Please join us for the REU Closing Ceremony Presentations this Friday, July 31st, 9am-noon via Zooom https://wse.zoom.us/j/96982283136. Nine students from various institutions across the country have been working remotely with faculty mentors in the REU program this summer. The presentation schedule follows:
This talk is an overview of our ongoing research in cataract surgery within the Language of Surgery project. Videos of the surgical field are a rich and easily accessible source of data on the extent and nature of care provided to patients in the operating room. This is a tremendous opportunity to demystify care in the surgical field, which is otherwise a black-box in many ways. Methods to analyze videos of the surgical field have multiple applications, one of which is a co-pilot for surgeons that supports their learning in the operating room throughout their career. Using cataract surgery as the prototype, this talk covers research to enable a learning platform that provides objective skill assessments and personalized feedback for surgeons.
Swaroop Vedula is a medical doctor with surgical training and an epidemiologist, with post-doctoral training in computer science. He is a research faculty in the Malone Center for Engineering in Healthcare. Dr. Vedula’s research spans technology for objective skill assessment and personalized feedback for surgeons, surgical data science to analyze care in the operating room and its association with patient outcomes, robotic assistance for skill acquisition and surgical coaching, and explainable prediction models for clinical decision support.

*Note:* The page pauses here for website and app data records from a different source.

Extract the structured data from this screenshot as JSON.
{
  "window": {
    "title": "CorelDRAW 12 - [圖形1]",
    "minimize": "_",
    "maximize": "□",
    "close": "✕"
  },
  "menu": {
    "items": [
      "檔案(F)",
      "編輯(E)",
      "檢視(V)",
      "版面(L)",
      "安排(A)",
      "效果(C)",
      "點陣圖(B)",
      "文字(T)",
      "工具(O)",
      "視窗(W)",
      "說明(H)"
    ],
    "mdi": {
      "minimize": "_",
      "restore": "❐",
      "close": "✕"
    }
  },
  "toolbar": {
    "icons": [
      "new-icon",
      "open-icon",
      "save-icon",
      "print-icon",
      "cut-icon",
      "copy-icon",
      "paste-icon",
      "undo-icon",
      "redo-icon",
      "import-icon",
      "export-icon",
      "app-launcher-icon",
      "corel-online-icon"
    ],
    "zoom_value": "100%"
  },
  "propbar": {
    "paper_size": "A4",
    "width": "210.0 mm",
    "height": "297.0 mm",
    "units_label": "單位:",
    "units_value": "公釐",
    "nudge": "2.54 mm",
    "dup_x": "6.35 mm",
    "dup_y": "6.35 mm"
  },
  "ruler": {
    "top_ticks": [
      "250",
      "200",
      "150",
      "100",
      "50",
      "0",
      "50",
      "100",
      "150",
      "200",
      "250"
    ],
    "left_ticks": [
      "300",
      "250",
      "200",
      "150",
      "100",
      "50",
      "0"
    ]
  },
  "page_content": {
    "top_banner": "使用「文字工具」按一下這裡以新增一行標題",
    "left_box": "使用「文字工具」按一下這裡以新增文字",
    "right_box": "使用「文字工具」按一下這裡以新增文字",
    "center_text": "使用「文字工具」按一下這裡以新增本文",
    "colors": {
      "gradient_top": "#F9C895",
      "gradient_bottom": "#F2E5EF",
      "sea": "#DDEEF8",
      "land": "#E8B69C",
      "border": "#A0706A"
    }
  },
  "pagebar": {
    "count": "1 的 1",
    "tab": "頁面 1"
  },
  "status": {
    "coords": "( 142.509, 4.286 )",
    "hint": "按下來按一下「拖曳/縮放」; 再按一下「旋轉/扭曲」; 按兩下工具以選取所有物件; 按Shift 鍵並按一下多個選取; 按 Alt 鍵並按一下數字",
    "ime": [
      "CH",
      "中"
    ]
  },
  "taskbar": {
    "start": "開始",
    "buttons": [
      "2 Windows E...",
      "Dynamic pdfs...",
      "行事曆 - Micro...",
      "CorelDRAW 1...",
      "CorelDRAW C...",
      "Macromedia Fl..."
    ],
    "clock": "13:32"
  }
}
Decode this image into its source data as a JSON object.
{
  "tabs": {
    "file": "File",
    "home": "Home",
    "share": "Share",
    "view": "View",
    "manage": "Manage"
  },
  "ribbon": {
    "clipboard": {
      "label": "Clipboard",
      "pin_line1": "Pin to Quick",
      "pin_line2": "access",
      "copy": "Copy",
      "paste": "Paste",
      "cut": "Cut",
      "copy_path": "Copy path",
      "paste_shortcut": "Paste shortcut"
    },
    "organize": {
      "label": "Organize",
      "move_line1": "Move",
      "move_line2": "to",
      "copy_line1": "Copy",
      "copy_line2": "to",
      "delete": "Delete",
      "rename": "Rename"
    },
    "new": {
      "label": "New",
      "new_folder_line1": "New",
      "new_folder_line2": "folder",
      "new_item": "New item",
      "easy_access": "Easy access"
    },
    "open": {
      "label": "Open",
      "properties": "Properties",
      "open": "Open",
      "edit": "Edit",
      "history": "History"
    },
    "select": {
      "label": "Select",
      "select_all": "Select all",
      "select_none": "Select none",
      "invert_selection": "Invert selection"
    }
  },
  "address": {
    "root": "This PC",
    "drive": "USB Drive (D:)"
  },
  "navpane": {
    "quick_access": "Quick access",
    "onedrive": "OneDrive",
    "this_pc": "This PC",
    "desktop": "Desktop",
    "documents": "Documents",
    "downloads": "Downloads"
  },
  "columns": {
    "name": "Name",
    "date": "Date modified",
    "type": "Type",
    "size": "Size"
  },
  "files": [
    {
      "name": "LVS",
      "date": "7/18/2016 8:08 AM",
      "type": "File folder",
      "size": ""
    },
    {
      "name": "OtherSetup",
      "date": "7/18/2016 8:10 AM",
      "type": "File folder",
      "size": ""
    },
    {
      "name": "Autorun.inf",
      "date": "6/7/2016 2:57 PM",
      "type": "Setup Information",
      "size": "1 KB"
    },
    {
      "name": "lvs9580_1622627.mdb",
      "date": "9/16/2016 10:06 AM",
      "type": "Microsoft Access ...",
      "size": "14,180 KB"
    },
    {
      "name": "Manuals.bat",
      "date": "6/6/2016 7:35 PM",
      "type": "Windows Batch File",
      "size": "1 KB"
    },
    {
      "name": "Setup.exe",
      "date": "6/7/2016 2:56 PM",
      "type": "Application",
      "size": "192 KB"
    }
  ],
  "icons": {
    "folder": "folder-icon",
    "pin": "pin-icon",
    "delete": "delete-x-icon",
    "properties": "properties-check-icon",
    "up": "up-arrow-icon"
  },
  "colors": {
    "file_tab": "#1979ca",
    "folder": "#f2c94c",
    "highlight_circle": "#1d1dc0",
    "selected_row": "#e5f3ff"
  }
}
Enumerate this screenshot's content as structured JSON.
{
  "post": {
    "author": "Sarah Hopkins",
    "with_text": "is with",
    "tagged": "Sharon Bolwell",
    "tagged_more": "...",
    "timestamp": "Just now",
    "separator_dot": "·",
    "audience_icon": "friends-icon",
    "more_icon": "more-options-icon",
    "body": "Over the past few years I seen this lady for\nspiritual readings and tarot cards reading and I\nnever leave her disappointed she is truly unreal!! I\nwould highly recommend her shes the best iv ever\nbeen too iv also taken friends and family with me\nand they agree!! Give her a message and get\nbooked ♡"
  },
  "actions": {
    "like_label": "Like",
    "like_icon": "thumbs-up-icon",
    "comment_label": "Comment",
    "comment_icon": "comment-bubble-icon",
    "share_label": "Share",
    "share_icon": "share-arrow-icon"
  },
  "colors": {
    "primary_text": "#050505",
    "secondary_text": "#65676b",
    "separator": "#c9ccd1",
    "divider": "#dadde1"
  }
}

Human interaction with the physical world is increasingly mediated by automation — planes assist pilots, cars assist drivers, and robots assist surgeons. Such semi-autonomous machines will eventually pervade our world, doing dull and dirty work, assisting the elderly and disabled, and responding to disasters. Recent results (e.g. from the DARPA Robotics Challenge) demonstrate that, once a robot reaches a task area and grasps the necessary tool, handle, or wheel, they are able to plan and execute whole-body motions to accomplish complex goals. However, robots frequently lose their balance and fall en route to tasks, necessitating human supervision and intervention. Integrating legged machines in daily life will require safe and stable telelocomotion, that is, robot ambulation guided by humans. This talk presents our efforts to tackle the telelocomotion problem from the bottom-up and top-down, analyzing contact-rich robot dynamics to derive design principles for intrinsically-stable terradynamics, and leveraging the theory of human sensorimotor learning and control to design provably-safe interfaces for nonlinear control systems including legged robots.
Sam Burden earned his BS with Honors in Electrical Engineering from the University of Washington in Seattle in 2008. He earned his PhD in Electrical Engineering and Computer Sciences from the University of California in Berkeley in 2014, where he subsequently spent one year as a Postdoctoral Scholar. In 2015, he returned to UW EE (now ECE) as an Assistant Professor; in 2016, he received a Young Investigator Program award from the Army Research Office (ARO-YIP). Sam is broadly interested in discovering and formalizing principles of sensorimotor control. Specifically, he focuses on applications in dynamic and dexterous robotics, neuromechanical motor control, and human-cyber-physical systems. In his spare time, he teaches robotics to students of all ages in classrooms and campus events.
Peter A. Sheppard – Sr. Intellectual Property Manager Johns Hopkins Technology Ventures
“Intellectual Property Primer For Conflict of Interest Training.”
Laura M. Evans – Senior Policy Associate, Director, Homewood IRB
“Conflicts of Interest: Identification, Review, and Management.”